(Stored records)

Start of Block

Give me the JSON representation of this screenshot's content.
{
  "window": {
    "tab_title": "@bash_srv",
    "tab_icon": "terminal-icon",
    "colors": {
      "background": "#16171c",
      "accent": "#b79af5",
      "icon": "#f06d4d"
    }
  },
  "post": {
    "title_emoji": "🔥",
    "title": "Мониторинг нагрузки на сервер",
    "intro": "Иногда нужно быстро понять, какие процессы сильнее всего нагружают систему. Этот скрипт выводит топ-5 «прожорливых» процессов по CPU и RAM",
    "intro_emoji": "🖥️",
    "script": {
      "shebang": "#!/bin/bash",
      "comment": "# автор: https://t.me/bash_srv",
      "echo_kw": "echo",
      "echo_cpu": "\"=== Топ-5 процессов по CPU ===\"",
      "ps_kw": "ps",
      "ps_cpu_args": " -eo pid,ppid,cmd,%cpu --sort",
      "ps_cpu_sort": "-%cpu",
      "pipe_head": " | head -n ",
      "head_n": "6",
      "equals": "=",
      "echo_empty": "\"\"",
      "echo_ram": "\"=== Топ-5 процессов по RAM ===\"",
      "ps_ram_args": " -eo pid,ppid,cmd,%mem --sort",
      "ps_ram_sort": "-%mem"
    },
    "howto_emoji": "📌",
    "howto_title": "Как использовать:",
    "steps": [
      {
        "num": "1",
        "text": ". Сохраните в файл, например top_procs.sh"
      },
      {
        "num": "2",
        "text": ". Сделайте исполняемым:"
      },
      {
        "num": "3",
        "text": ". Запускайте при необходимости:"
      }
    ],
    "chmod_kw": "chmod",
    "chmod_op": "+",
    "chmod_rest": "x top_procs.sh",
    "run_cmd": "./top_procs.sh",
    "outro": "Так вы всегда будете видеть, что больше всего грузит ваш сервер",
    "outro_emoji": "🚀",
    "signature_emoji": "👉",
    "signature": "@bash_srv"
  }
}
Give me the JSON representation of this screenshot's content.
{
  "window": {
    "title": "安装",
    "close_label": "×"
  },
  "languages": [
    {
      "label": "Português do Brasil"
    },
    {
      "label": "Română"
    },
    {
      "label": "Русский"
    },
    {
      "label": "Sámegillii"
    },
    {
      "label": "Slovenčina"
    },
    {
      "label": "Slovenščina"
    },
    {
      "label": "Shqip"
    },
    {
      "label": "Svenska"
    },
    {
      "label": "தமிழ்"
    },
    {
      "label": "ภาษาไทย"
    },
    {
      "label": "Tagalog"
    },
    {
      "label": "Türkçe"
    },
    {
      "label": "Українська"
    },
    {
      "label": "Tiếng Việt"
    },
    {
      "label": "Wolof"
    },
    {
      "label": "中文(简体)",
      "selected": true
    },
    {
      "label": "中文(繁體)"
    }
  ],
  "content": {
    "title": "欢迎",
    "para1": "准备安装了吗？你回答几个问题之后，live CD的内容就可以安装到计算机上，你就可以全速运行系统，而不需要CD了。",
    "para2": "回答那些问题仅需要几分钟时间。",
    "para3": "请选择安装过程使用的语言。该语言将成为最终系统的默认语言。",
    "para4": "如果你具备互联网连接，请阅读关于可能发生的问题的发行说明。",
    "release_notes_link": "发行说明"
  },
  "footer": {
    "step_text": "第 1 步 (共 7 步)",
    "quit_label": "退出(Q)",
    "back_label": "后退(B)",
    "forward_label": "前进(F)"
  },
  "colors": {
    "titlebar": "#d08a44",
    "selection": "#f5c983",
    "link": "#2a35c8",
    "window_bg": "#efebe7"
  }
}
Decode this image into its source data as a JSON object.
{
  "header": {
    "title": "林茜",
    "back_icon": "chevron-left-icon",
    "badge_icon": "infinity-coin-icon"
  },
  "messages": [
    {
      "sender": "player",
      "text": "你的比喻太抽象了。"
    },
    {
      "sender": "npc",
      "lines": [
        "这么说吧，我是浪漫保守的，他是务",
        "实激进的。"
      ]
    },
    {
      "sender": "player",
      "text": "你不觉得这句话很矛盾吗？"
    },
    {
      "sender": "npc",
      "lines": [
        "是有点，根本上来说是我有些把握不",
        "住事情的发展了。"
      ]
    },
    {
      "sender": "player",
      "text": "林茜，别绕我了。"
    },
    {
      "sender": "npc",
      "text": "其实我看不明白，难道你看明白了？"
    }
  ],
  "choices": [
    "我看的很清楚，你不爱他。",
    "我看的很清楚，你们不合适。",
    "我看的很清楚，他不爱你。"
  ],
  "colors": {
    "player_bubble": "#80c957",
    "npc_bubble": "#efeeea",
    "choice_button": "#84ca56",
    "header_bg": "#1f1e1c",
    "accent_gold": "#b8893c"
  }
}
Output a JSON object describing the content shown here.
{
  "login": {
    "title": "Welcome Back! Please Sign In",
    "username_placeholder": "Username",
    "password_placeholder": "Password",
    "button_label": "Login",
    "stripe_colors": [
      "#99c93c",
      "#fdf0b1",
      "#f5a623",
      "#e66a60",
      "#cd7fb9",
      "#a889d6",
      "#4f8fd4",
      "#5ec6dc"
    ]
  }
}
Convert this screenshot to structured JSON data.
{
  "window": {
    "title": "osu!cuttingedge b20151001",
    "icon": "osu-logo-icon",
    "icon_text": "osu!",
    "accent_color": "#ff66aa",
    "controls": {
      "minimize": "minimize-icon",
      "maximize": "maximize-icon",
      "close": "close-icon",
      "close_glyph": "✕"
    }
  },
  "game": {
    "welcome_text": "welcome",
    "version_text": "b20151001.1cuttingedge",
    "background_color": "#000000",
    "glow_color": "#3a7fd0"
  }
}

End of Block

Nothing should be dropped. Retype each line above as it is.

Give me the JSON representation of this screenshot's content.
{
  "window": {
    "tab_title": "@bash_srv",
    "tab_icon": "terminal-icon",
    "colors": {
      "background": "#16171c",
      "accent": "#b79af5",
      "icon": "#f06d4d"
    }
  },
  "post": {
    "title_emoji": "🔥",
    "title": "Мониторинг нагрузки на сервер",
    "intro": "Иногда нужно быстро понять, какие процессы сильнее всего нагружают систему. Этот скрипт выводит топ-5 «прожорливых» процессов по CPU и RAM",
    "intro_emoji": "🖥️",
    "script": {
      "shebang": "#!/bin/bash",
      "comment": "# автор: https://t.me/bash_srv",
      "echo_kw": "echo",
      "echo_cpu": "\"=== Топ-5 процессов по CPU ===\"",
      "ps_kw": "ps",
      "ps_cpu_args": " -eo pid,ppid,cmd,%cpu --sort",
      "ps_cpu_sort": "-%cpu",
      "pipe_head": " | head -n ",
      "head_n": "6",
      "equals": "=",
      "echo_empty": "\"\"",
      "echo_ram": "\"=== Топ-5 процессов по RAM ===\"",
      "ps_ram_args": " -eo pid,ppid,cmd,%mem --sort",
      "ps_ram_sort": "-%mem"
    },
    "howto_emoji": "📌",
    "howto_title": "Как использовать:",
    "steps": [
      {
        "num": "1",
        "text": ". Сохраните в файл, например top_procs.sh"
      },
      {
        "num": "2",
        "text": ". Сделайте исполняемым:"
      },
      {
        "num": "3",
        "text": ". Запускайте при необходимости:"
      }
    ],
    "chmod_kw": "chmod",
    "chmod_op": "+",
    "chmod_rest": "x top_procs.sh",
    "run_cmd": "./top_procs.sh",
    "outro": "Так вы всегда будете видеть, что больше всего грузит ваш сервер",
    "outro_emoji": "🚀",
    "signature_emoji": "👉",
    "signature": "@bash_srv"
  }
}
Give me the JSON representation of this screenshot's content.
{
  "window": {
    "title": "安装",
    "close_label": "×"
  },
  "languages": [
    {
      "label": "Português do Brasil"
    },
    {
      "label": "Română"
    },
    {
      "label": "Русский"
    },
    {
      "label": "Sámegillii"
    },
    {
      "label": "Slovenčina"
    },
    {
      "label": "Slovenščina"
    },
    {
      "label": "Shqip"
    },
    {
      "label": "Svenska"
    },
    {
      "label": "தமிழ்"
    },
    {
      "label": "ภาษาไทย"
    },
    {
      "label": "Tagalog"
    },
    {
      "label": "Türkçe"
    },
    {
      "label": "Українська"
    },
    {
      "label": "Tiếng Việt"
    },
    {
      "label": "Wolof"
    },
    {
      "label": "中文(简体)",
      "selected": true
    },
    {
      "label": "中文(繁體)"
    }
  ],
  "content": {
    "title": "欢迎",
    "para1": "准备安装了吗？你回答几个问题之后，live CD的内容就可以安装到计算机上，你就可以全速运行系统，而不需要CD了。",
    "para2": "回答那些问题仅需要几分钟时间。",
    "para3": "请选择安装过程使用的语言。该语言将成为最终系统的默认语言。",
    "para4": "如果你具备互联网连接，请阅读关于可能发生的问题的发行说明。",
    "release_notes_link": "发行说明"
  },
  "footer": {
    "step_text": "第 1 步 (共 7 步)",
    "quit_label": "退出(Q)",
    "back_label": "后退(B)",
    "forward_label": "前进(F)"
  },
  "colors": {
    "titlebar": "#d08a44",
    "selection": "#f5c983",
    "link": "#2a35c8",
    "window_bg": "#efebe7"
  }
}
Decode this image into its source data as a JSON object.
{
  "header": {
    "title": "林茜",
    "back_icon": "chevron-left-icon",
    "badge_icon": "infinity-coin-icon"
  },
  "messages": [
    {
      "sender": "player",
      "text": "你的比喻太抽象了。"
    },
    {
      "sender": "npc",
      "lines": [
        "这么说吧，我是浪漫保守的，他是务",
        "实激进的。"
      ]
    },
    {
      "sender": "player",
      "text": "你不觉得这句话很矛盾吗？"
    },
    {
      "sender": "npc",
      "lines": [
        "是有点，根本上来说是我有些把握不",
        "住事情的发展了。"
      ]
    },
    {
      "sender": "player",
      "text": "林茜，别绕我了。"
    },
    {
      "sender": "npc",
      "text": "其实我看不明白，难道你看明白了？"
    }
  ],
  "choices": [
    "我看的很清楚，你不爱他。",
    "我看的很清楚，你们不合适。",
    "我看的很清楚，他不爱你。"
  ],
  "colors": {
    "player_bubble": "#80c957",
    "npc_bubble": "#efeeea",
    "choice_button": "#84ca56",
    "header_bg": "#1f1e1c",
    "accent_gold": "#b8893c"
  }
}
Output a JSON object describing the content shown here.
{
  "login": {
    "title": "Welcome Back! Please Sign In",
    "username_placeholder": "Username",
    "password_placeholder": "Password",
    "button_label": "Login",
    "stripe_colors": [
      "#99c93c",
      "#fdf0b1",
      "#f5a623",
      "#e66a60",
      "#cd7fb9",
      "#a889d6",
      "#4f8fd4",
      "#5ec6dc"
    ]
  }
}
Convert this screenshot to structured JSON data.
{
  "window": {
    "title": "osu!cuttingedge b20151001",
    "icon": "osu-logo-icon",
    "icon_text": "osu!",
    "accent_color": "#ff66aa",
    "controls": {
      "minimize": "minimize-icon",
      "maximize": "maximize-icon",
      "close": "close-icon",
      "close_glyph": "✕"
    }
  },
  "game": {
    "welcome_text": "welcome",
    "version_text": "b20151001.1cuttingedge",
    "background_color": "#000000",
    "glow_color": "#3a7fd0"
  }
}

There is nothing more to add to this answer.